So what’s next?
The disappearance and likely murder of the college students has led to mass protests across the country, with Mexicans once again arguing that the government isn’t doing enough to protect them. In Chilpancingo, the state capital of Guerrero, protesters have burned government buildings and demanded the resignation of the state’s governor. Meanwhile, the federal government has said it will continue to search for the students and try to identify the bodies found in the additional burial sites.

UPDATE, Wednesday, October 22, 2014: Iguala Mayor Jose Luis Abarca and his wife, Maria de los Angeles Pineda, may have ordered the students to be stopped on the night of their disapperance, according to Jesus Murillo Karam, Mexico’s attorney general.

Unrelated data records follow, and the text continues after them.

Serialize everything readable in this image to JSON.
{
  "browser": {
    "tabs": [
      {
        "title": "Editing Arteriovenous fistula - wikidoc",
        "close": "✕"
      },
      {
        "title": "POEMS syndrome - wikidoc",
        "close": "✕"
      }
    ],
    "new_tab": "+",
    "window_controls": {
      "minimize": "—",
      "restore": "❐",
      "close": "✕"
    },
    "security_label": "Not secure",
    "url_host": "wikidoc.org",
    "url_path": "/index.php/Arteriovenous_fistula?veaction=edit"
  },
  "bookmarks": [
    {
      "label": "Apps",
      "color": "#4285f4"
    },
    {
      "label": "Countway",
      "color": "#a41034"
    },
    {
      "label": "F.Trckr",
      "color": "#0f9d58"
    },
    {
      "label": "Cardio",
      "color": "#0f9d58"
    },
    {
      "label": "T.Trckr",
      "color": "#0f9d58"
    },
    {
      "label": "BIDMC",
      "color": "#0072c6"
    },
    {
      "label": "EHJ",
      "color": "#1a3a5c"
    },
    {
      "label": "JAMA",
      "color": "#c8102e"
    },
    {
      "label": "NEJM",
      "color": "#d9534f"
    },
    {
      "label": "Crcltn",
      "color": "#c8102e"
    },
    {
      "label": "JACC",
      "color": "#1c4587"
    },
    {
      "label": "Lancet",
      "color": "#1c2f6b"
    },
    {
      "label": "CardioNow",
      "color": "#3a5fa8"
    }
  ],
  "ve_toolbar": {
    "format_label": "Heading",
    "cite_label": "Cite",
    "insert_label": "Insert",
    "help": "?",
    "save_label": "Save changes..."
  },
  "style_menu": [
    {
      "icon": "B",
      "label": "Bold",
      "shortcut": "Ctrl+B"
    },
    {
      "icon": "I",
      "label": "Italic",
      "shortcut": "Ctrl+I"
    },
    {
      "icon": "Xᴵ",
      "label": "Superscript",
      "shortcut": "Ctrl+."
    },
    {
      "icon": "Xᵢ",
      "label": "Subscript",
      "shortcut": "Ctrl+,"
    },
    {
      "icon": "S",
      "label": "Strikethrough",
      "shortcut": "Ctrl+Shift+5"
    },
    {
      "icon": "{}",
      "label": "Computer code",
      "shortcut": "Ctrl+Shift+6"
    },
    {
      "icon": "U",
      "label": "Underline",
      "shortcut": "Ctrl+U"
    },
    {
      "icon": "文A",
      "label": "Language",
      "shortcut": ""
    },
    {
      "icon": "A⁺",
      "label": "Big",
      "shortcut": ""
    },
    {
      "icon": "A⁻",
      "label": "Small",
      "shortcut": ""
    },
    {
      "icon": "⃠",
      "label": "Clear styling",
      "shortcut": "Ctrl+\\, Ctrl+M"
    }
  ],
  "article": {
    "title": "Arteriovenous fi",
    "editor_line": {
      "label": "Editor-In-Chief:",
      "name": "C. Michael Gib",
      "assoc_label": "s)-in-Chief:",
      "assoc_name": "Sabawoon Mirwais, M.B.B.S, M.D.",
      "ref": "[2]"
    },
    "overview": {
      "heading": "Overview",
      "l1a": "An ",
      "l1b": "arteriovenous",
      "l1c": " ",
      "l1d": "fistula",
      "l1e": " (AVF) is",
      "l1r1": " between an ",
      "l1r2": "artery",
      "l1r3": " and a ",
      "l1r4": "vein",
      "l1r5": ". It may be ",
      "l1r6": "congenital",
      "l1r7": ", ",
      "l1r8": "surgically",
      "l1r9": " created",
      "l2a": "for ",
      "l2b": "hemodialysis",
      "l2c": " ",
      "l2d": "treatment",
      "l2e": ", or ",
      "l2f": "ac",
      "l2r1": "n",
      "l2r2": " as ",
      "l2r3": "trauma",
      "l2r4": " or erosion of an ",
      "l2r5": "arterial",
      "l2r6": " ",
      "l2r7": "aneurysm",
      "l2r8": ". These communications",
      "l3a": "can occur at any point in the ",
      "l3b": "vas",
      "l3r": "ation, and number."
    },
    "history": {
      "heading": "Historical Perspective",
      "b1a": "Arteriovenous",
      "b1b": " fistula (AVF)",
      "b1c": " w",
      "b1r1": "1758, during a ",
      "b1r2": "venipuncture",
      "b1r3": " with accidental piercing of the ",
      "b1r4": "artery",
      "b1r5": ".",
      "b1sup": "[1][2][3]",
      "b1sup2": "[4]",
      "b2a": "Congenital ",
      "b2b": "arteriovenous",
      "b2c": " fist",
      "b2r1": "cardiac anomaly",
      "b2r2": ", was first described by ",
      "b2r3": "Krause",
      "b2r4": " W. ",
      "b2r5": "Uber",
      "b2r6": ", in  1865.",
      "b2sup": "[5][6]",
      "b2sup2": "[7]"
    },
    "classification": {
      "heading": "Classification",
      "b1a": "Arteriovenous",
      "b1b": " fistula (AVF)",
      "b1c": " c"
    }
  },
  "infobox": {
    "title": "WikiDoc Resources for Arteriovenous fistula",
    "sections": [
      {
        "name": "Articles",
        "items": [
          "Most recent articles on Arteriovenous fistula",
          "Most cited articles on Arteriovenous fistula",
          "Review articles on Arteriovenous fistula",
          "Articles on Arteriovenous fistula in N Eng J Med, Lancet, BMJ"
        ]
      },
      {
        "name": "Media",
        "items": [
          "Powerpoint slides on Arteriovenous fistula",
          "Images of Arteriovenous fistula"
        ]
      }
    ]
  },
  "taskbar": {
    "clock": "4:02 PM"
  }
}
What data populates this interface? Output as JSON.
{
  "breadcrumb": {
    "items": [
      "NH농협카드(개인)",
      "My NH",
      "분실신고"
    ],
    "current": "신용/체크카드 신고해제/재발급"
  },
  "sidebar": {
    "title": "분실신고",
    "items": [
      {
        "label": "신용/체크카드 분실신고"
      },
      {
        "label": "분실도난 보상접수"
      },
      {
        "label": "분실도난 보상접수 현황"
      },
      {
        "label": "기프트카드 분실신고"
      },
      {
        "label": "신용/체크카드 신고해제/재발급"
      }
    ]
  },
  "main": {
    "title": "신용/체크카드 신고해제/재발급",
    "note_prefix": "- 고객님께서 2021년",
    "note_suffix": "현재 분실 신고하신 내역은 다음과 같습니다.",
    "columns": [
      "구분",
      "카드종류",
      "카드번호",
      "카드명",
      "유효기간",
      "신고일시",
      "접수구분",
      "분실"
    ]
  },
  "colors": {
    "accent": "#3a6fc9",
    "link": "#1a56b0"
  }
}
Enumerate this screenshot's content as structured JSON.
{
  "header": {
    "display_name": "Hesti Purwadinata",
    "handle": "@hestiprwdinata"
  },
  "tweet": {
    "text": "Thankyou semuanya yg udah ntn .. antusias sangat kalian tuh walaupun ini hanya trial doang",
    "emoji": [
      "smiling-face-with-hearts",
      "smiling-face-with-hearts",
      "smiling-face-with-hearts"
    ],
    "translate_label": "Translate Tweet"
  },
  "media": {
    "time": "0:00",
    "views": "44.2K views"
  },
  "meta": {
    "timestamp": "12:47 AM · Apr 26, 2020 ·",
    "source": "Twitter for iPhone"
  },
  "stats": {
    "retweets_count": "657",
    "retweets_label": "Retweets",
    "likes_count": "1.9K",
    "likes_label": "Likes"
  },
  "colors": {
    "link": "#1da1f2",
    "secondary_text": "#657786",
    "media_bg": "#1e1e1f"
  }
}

After the mayor ordered the students stopped and detained by police, the police handed them over to Guerreros Unidos, Karam said Wednesday, and the students haven’t been seen since.

UPDATE, Friday, November 7, 2014: Multiple reports suggest that Mexican authorities may have found the remains of the 43 students who disappeared after being kidnapped by police Sept. 26. Vice bureau chief Daniel Hernandez reported that Mexican authorities reported getting confessions from the killers suggesting the students’ bodies were burned in a garbage dump.